Skip to main content
February 13, 2024Boston, MA, United StatesEnforcement and Removal

ERO Boston arrests unlawfully present Brazilian charged with multiple counts of assault and battery in Massachusetts and Connecticut

BOSTON — Enforcement and Removal Operations (ERO) Boston arrested an unlawfully present Brazilian national charged with six counts of assault and battery with a firearm in Massachusetts and one count of a similar charge in Connecticut. Deportation officers from ERO Boston made the apprehension Feb. 8 in Clinton.

“This Brazilian national has allegedly displayed a propensity for violent and dangerous behavior,” said ERO Boston Field Office Director Todd M. Lyons. “We simply cannot allow him to continue to ostensibly threaten the law abiding residents of our New England neighborhoods.

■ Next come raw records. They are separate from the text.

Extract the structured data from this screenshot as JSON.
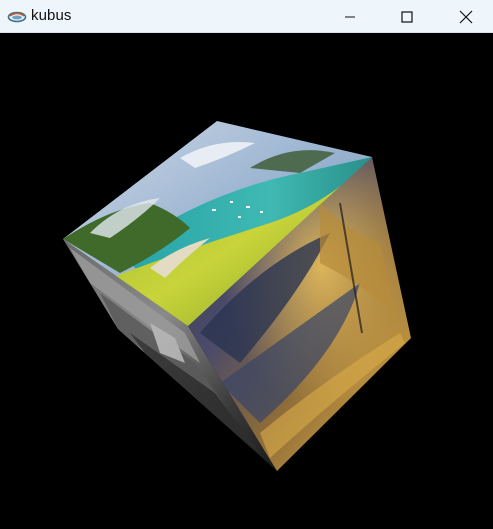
{
  "window": {
    "title": "kubus",
    "app_icon": "java-coffee-cup-icon",
    "controls": {
      "minimize_icon": "minimize-icon",
      "maximize_icon": "maximize-icon",
      "close_icon": "close-icon"
    }
  },
  "scene": {
    "background_color": "#000000",
    "object": "textured-cube",
    "faces": {
      "top": "coastal-bay-landscape",
      "front": "sunset-clouds-over-water",
      "left": "grayscale-landscape"
    }
  }
}
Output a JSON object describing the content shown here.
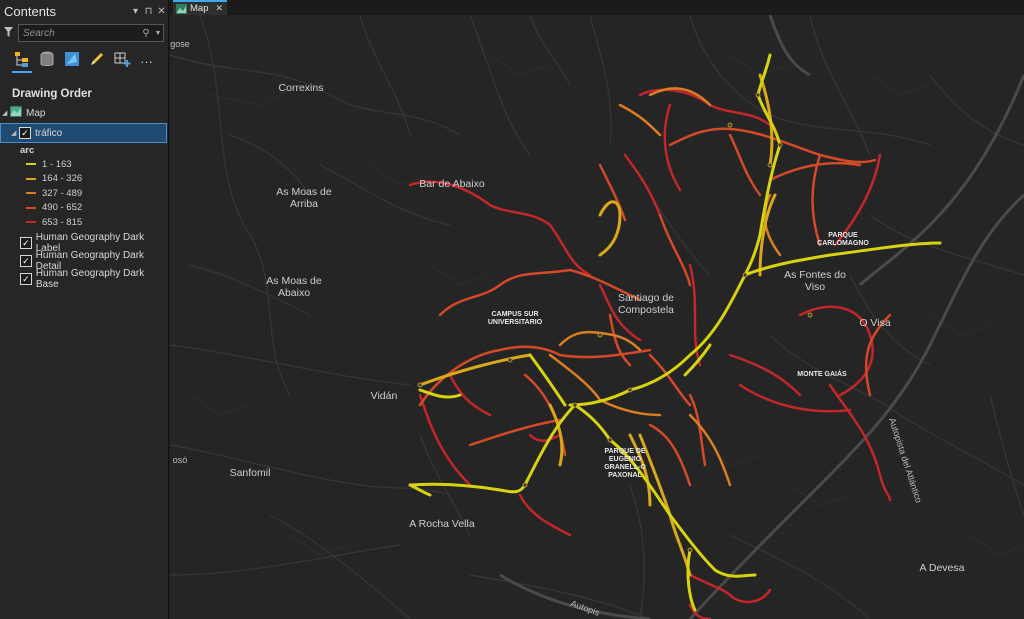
{
  "contents_pane": {
    "title": "Contents",
    "search": {
      "placeholder": "Search",
      "value": ""
    },
    "toolbar_icons": [
      "list-by-drawing-order-icon",
      "list-by-data-source-icon",
      "list-by-selection-icon",
      "list-by-editing-icon",
      "list-by-snapping-icon",
      "more-icon"
    ],
    "more_label": "...",
    "section_title": "Drawing Order",
    "map_node": "Map",
    "layer": {
      "name": "tráfico",
      "checked": true,
      "field": "arc",
      "classes": [
        {
          "label": "1 - 163",
          "color": "#d6d30f"
        },
        {
          "label": "164 - 326",
          "color": "#d9a919"
        },
        {
          "label": "327 - 489",
          "color": "#db7d23"
        },
        {
          "label": "490 - 652",
          "color": "#d4492a"
        },
        {
          "label": "653 - 815",
          "color": "#c3262b"
        }
      ]
    },
    "basemap_layers": [
      {
        "name": "Human Geography Dark Label",
        "checked": true
      },
      {
        "name": "Human Geography Dark Detail",
        "checked": true
      },
      {
        "name": "Human Geography Dark Base",
        "checked": true
      }
    ]
  },
  "map_tab": {
    "label": "Map"
  },
  "map": {
    "places": [
      {
        "name": "Correxins"
      },
      {
        "name": "As Moas de\nArriba"
      },
      {
        "name": "As Moas de\nAbaixo"
      },
      {
        "name": "Bar de Abaixo"
      },
      {
        "name": "Vidán"
      },
      {
        "name": "Sanfomil"
      },
      {
        "name": "A Rocha Vella"
      },
      {
        "name": "Santiago de\nCompostela"
      },
      {
        "name": "As Fontes do\nViso"
      },
      {
        "name": "O Visa"
      },
      {
        "name": "A Devesa"
      },
      {
        "name": "CAMPUS SUR\nUNIVERSITARIO"
      },
      {
        "name": "PARQUE\nCARLOMAGNO"
      },
      {
        "name": "MONTE GAIÁS"
      },
      {
        "name": "PARQUE DE\nEUGENIO\nGRANELL-O\nPAXONAL"
      },
      {
        "name": "Autopista del Atlántico"
      },
      {
        "name": "Autopis"
      },
      {
        "name": "gose"
      },
      {
        "name": "osó"
      }
    ]
  }
}
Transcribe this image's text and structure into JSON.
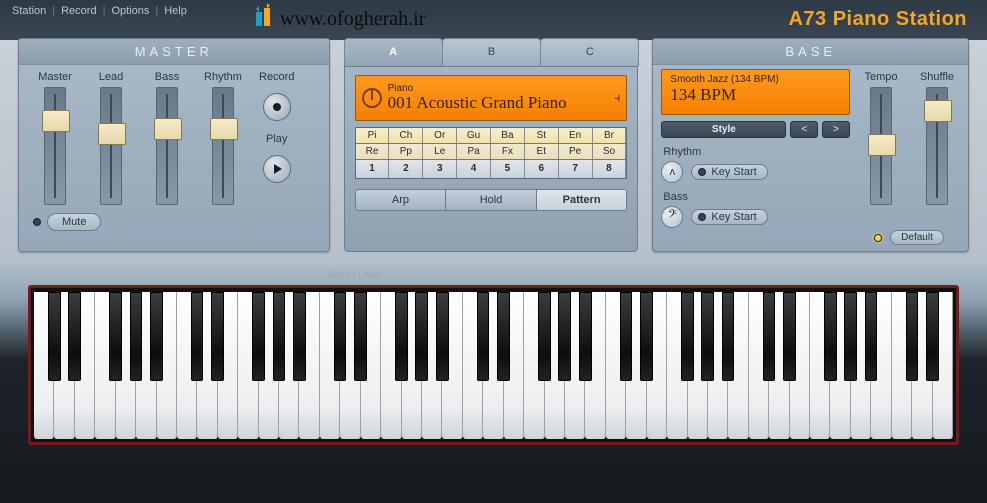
{
  "menu": {
    "items": [
      "Station",
      "Record",
      "Options",
      "Help"
    ]
  },
  "watermark": "www.ofogherah.ir",
  "app_title": "A73 Piano Station",
  "master": {
    "title": "MASTER",
    "sliders": [
      {
        "label": "Master",
        "pos": 22
      },
      {
        "label": "Lead",
        "pos": 35
      },
      {
        "label": "Bass",
        "pos": 30
      },
      {
        "label": "Rhythm",
        "pos": 30
      }
    ],
    "record": "Record",
    "play": "Play",
    "mute": "Mute"
  },
  "center": {
    "tabs": [
      "A",
      "B",
      "C"
    ],
    "active": 0,
    "lcd": {
      "category": "Piano",
      "patch": "001 Acoustic Grand Piano"
    },
    "row1": [
      "Pi",
      "Ch",
      "Or",
      "Gu",
      "Ba",
      "St",
      "En",
      "Br"
    ],
    "row2": [
      "Re",
      "Pp",
      "Le",
      "Pa",
      "Fx",
      "Et",
      "Pe",
      "So"
    ],
    "nums": [
      "1",
      "2",
      "3",
      "4",
      "5",
      "6",
      "7",
      "8"
    ],
    "seg": [
      "Arp",
      "Hold",
      "Pattern"
    ],
    "seg_active": 2
  },
  "base": {
    "title": "BASE",
    "lcd": {
      "sub": "Smooth Jazz (134 BPM)",
      "val": "134 BPM"
    },
    "style": "Style",
    "prev": "<",
    "next": ">",
    "rhythm": "Rhythm",
    "bass": "Bass",
    "keystart": "Key Start",
    "sliders": [
      {
        "label": "Tempo",
        "pos": 46
      },
      {
        "label": "Shuffle",
        "pos": 12
      }
    ],
    "default": "Default"
  },
  "split": "Bass ᵼ Lead",
  "keyboard": {
    "white_keys": 45
  }
}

Violent criminal suspects who are not legally present in the U.S. will be aggressively pursued by our officers. The safety of the residents of New England will continue to be our number one priority.”

The 22 year-old citizen of Brazil unlawfully entered the United States near Santa Theresa, New Mexico, in March 2019. He was detained and released on his own recognizance pending a future hearing before a Department of Justice immigration judge.

In December 2021, the Brazilian national was charged as a fugitive from justice in a Worcester district court.

Authorities in Danbury, Connecticut, issued a criminal warrant for the Brazilian fugitive in October 2022 for the charge of aggravated assault with a gun; the warrant remains active. Later that month, authorities in Worcester charged him with assault with dangerous weapon — a firearm, carrying a firearm with ammunition, possession of firearm without a permit, and a firearm violation within 500 feet of a dwelling.

In April 2023, the unlawfully present Brazilian was indicted in the Worcester Superior Court on six counts of assault and battery with a firearm, two counts of possession of a firearm and one count of possession of ammunition without a firearms identification card.

ERO Boston lodged an immigration detainer against the unlawfully present Brazilian with the Worcester Police Department in October 2022. However, the Worcester Massachusetts District Court chose to ignore the immigration detainer and released him following his arraignment on multiple felony firearms charges.

After ERO Boston confirmed his presence in its area of responsibility, deportation officers arrested him in Clinton on Feb. 8. He remains in ERO Boston’s custody pending removal proceedings.

Noncitizens placed into removal proceedings receive their legal due process from federal immigration judges with the EOIR. EOIR is an agency within the U.S. Department of Justice and is separate from the Department of Homeland Security and ICE. Immigration judges in these courts make decisions based on the merits of each individual case. ICE officers carry out the removal decisions made by the federal immigration judges.

In fiscal year 2023, ERO made 170,590 administrative arrests, a 19.5% increase over the previous year. ERO arrested 73,822 noncitizens with a criminal history; those arrested had an average of four charges and convictions per individual, including more than 33,209 charges or convictions for assault, 7,520 for weapons offenses, 1,713 for homicide-related offenses, and 1,615 for kidnapping. Removals also included 3,406 known or suspected gang members, 139 known or suspected terrorists, seven human rights violators, and 108 foreign fugitives wanted by their governments for crimes including homicide, rape, terrorism and kidnapping. Also in fiscal year 2023, ERO conducted 142,580 removals to more than 170 countries worldwide.

As one of ICE’s three operational directorates, ERO is the principal federal law enforcement authority in charge of domestic immigration enforcement. ERO’s mission is to protect the homeland through the arrest and removal of those who undermine the safety of U.S. communities and the integrity of U.S. immigration laws, and its primary areas of focus are interior enforcement operations, management of the agency’s detained and non-detained populations and the repatriation of noncitizens who have received final orders of removal. ERO’s workforce consists of more than 7,700 law enforcement and non-law enforcement support personnel across 25 domestic field offices and 208 locations nationwide, 30 overseas postings and multiple temporary duty travel assignments along the border.

Members of the public can report crime and suspicious activity by calling 866-347-2423 or completing the online tip form.

Learn more about ICE’s mission to increase public safety in your community on X, formerly known as Twitter, at @EROBoston.